TRY IT: Reproduce the complete set of records exactly. No picture is to appear in the copy.

DATA RECORDS:
* * * * *

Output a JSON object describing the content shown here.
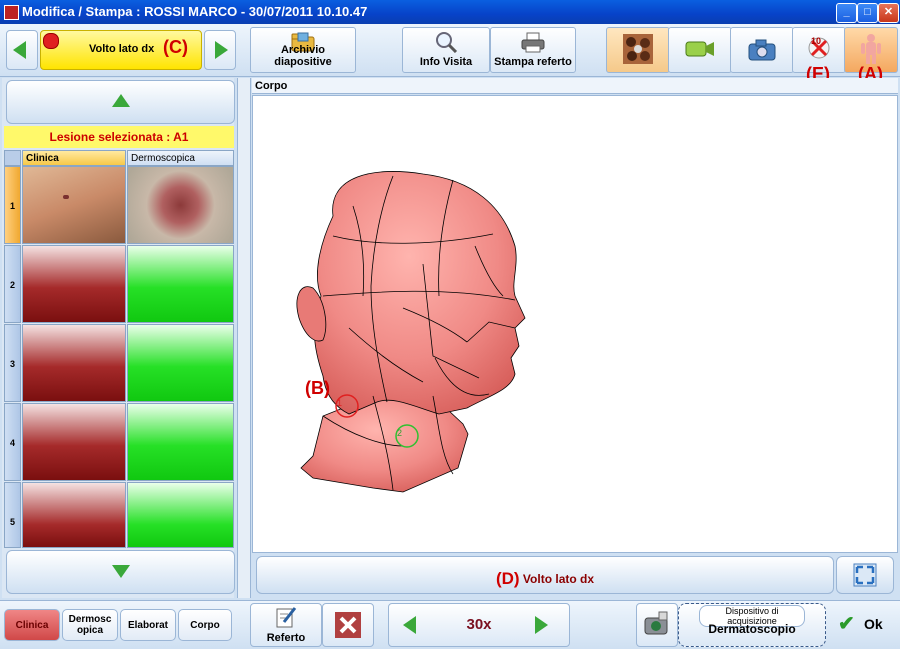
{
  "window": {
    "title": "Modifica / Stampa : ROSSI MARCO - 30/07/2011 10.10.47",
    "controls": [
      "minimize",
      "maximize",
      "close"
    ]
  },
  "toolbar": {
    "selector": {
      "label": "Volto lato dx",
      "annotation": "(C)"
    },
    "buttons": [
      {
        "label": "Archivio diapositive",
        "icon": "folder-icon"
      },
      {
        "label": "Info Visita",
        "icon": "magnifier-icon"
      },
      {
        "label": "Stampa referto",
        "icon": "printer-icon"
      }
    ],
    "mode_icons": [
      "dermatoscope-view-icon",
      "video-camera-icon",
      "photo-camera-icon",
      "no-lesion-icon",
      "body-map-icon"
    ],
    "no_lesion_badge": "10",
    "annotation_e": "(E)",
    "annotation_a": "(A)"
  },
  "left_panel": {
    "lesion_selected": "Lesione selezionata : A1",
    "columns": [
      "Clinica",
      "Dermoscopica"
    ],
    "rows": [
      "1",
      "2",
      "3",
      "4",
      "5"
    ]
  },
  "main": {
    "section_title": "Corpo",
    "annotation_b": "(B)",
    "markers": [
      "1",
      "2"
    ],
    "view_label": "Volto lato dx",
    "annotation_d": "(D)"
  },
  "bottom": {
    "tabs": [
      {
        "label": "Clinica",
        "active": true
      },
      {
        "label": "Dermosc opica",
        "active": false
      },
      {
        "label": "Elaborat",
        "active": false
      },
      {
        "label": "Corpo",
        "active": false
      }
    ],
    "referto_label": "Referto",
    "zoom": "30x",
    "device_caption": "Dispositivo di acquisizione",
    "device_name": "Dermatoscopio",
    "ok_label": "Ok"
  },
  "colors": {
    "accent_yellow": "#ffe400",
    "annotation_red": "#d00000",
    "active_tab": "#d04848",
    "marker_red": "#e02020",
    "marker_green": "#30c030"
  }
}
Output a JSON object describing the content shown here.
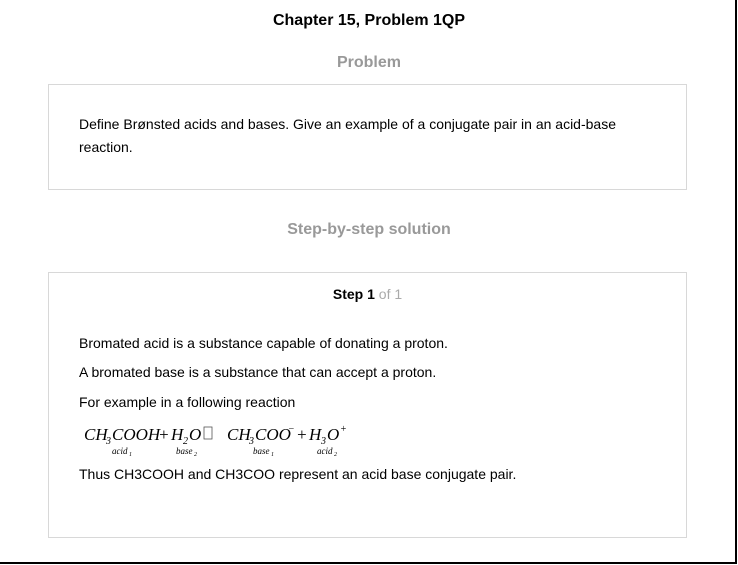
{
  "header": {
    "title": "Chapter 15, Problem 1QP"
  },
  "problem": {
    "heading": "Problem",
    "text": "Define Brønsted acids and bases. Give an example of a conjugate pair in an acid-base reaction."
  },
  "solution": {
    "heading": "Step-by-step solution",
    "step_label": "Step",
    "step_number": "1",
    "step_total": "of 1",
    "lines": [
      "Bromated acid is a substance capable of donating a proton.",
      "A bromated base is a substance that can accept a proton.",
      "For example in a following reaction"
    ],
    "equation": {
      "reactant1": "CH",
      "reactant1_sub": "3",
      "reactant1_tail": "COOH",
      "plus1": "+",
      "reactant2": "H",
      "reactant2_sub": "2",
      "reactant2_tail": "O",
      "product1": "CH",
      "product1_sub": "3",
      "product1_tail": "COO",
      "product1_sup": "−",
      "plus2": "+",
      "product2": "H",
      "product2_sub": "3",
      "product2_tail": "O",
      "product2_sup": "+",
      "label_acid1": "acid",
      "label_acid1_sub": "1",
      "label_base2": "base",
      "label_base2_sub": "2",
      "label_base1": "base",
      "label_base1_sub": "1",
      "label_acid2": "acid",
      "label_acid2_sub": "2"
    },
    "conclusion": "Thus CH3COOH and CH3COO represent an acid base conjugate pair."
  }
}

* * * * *

FINAL ANSWER:
Output a JSON object describing the content shown here.
{
  "window": {
    "title": "Modifica / Stampa : ROSSI MARCO - 30/07/2011 10.10.47",
    "controls": [
      "minimize",
      "maximize",
      "close"
    ]
  },
  "toolbar": {
    "selector": {
      "label": "Volto lato dx",
      "annotation": "(C)"
    },
    "buttons": [
      {
        "label": "Archivio diapositive",
        "icon": "folder-icon"
      },
      {
        "label": "Info Visita",
        "icon": "magnifier-icon"
      },
      {
        "label": "Stampa referto",
        "icon": "printer-icon"
      }
    ],
    "mode_icons": [
      "dermatoscope-view-icon",
      "video-camera-icon",
      "photo-camera-icon",
      "no-lesion-icon",
      "body-map-icon"
    ],
    "no_lesion_badge": "10",
    "annotation_e": "(E)",
    "annotation_a": "(A)"
  },
  "left_panel": {
    "lesion_selected": "Lesione selezionata : A1",
    "columns": [
      "Clinica",
      "Dermoscopica"
    ],
    "rows": [
      "1",
      "2",
      "3",
      "4",
      "5"
    ]
  },
  "main": {
    "section_title": "Corpo",
    "annotation_b": "(B)",
    "markers": [
      "1",
      "2"
    ],
    "view_label": "Volto lato dx",
    "annotation_d": "(D)"
  },
  "bottom": {
    "tabs": [
      {
        "label": "Clinica",
        "active": true
      },
      {
        "label": "Dermosc opica",
        "active": false
      },
      {
        "label": "Elaborat",
        "active": false
      },
      {
        "label": "Corpo",
        "active": false
      }
    ],
    "referto_label": "Referto",
    "zoom": "30x",
    "device_caption": "Dispositivo di acquisizione",
    "device_name": "Dermatoscopio",
    "ok_label": "Ok"
  },
  "colors": {
    "accent_yellow": "#ffe400",
    "annotation_red": "#d00000",
    "active_tab": "#d04848",
    "marker_red": "#e02020",
    "marker_green": "#30c030"
  }
}
Output a JSON object describing the content shown here.
{
  "header": {
    "title": "Chapter 15, Problem 1QP"
  },
  "problem": {
    "heading": "Problem",
    "text": "Define Brønsted acids and bases. Give an example of a conjugate pair in an acid-base reaction."
  },
  "solution": {
    "heading": "Step-by-step solution",
    "step_label": "Step",
    "step_number": "1",
    "step_total": "of 1",
    "lines": [
      "Bromated acid is a substance capable of donating a proton.",
      "A bromated base is a substance that can accept a proton.",
      "For example in a following reaction"
    ],
    "equation": {
      "reactant1": "CH",
      "reactant1_sub": "3",
      "reactant1_tail": "COOH",
      "plus1": "+",
      "reactant2": "H",
      "reactant2_sub": "2",
      "reactant2_tail": "O",
      "product1": "CH",
      "product1_sub": "3",
      "product1_tail": "COO",
      "product1_sup": "−",
      "plus2": "+",
      "product2": "H",
      "product2_sub": "3",
      "product2_tail": "O",
      "product2_sup": "+",
      "label_acid1": "acid",
      "label_acid1_sub": "1",
      "label_base2": "base",
      "label_base2_sub": "2",
      "label_base1": "base",
      "label_base1_sub": "1",
      "label_acid2": "acid",
      "label_acid2_sub": "2"
    },
    "conclusion": "Thus CH3COOH and CH3COO represent an acid base conjugate pair."
  }
}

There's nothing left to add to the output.